# Prompt
Look through the records below, and whenever a line contains "互联网共享", copy it.

Collected data entries
============
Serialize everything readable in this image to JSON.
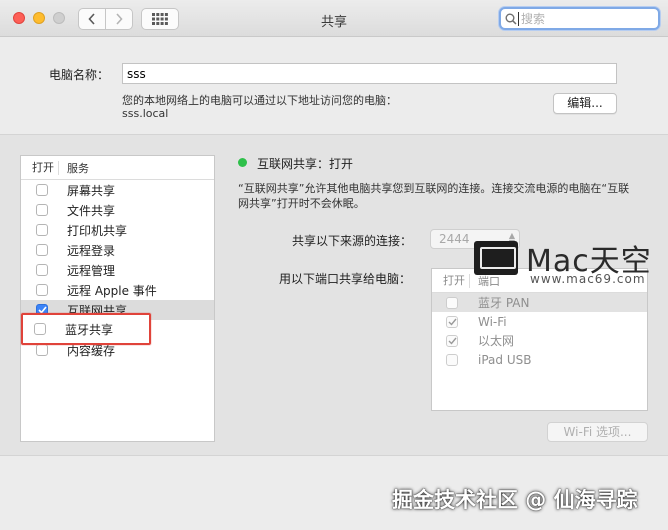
{
  "window": {
    "title": "共享",
    "search_placeholder": "搜索"
  },
  "computer": {
    "name_label": "电脑名称：",
    "name_value": "sss",
    "address_note": "您的本地网络上的电脑可以通过以下地址访问您的电脑：",
    "address": "sss.local",
    "edit_label": "编辑..."
  },
  "services": {
    "col_on": "打开",
    "col_service": "服务",
    "items": [
      {
        "label": "屏幕共享",
        "checked": false
      },
      {
        "label": "文件共享",
        "checked": false
      },
      {
        "label": "打印机共享",
        "checked": false
      },
      {
        "label": "远程登录",
        "checked": false
      },
      {
        "label": "远程管理",
        "checked": false
      },
      {
        "label": "远程 Apple 事件",
        "checked": false
      },
      {
        "label": "互联网共享",
        "checked": true,
        "selected": true
      },
      {
        "label": "蓝牙共享",
        "checked": false,
        "highlighted": true
      },
      {
        "label": "内容缓存",
        "checked": false
      }
    ]
  },
  "detail": {
    "status_label": "互联网共享：打开",
    "status_color": "#2ec04a",
    "description_line1": "“互联网共享”允许其他电脑共享您到互联网的连接。连接交流电源的电脑在“互联",
    "description_line2": "网共享”打开时不会休眠。",
    "source_label": "共享以下来源的连接：",
    "source_value": "2444",
    "ports_label": "用以下端口共享给电脑：",
    "ports_col_on": "打开",
    "ports_col_port": "端口",
    "ports": [
      {
        "label": "蓝牙 PAN",
        "checked": false,
        "selected": true
      },
      {
        "label": "Wi-Fi",
        "checked": true
      },
      {
        "label": "以太网",
        "checked": true
      },
      {
        "label": "iPad USB",
        "checked": false
      }
    ],
    "wifi_options_label": "Wi-Fi 选项..."
  },
  "watermarks": {
    "mac_logo_text": "Mac天空",
    "mac_url": "www.mac69.com",
    "footer": "掘金技术社区 @ 仙海寻踪"
  },
  "colors": {
    "highlight_box": "#e0433a",
    "checkbox_checked": "#3b83f7"
  }
}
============
# Task result
        "label": "互联网共享",
    "status_label": "互联网共享：打开",
    "description_line1": "“互联网共享”允许其他电脑共享您到互联网的连接。连接交流电源的电脑在“互联",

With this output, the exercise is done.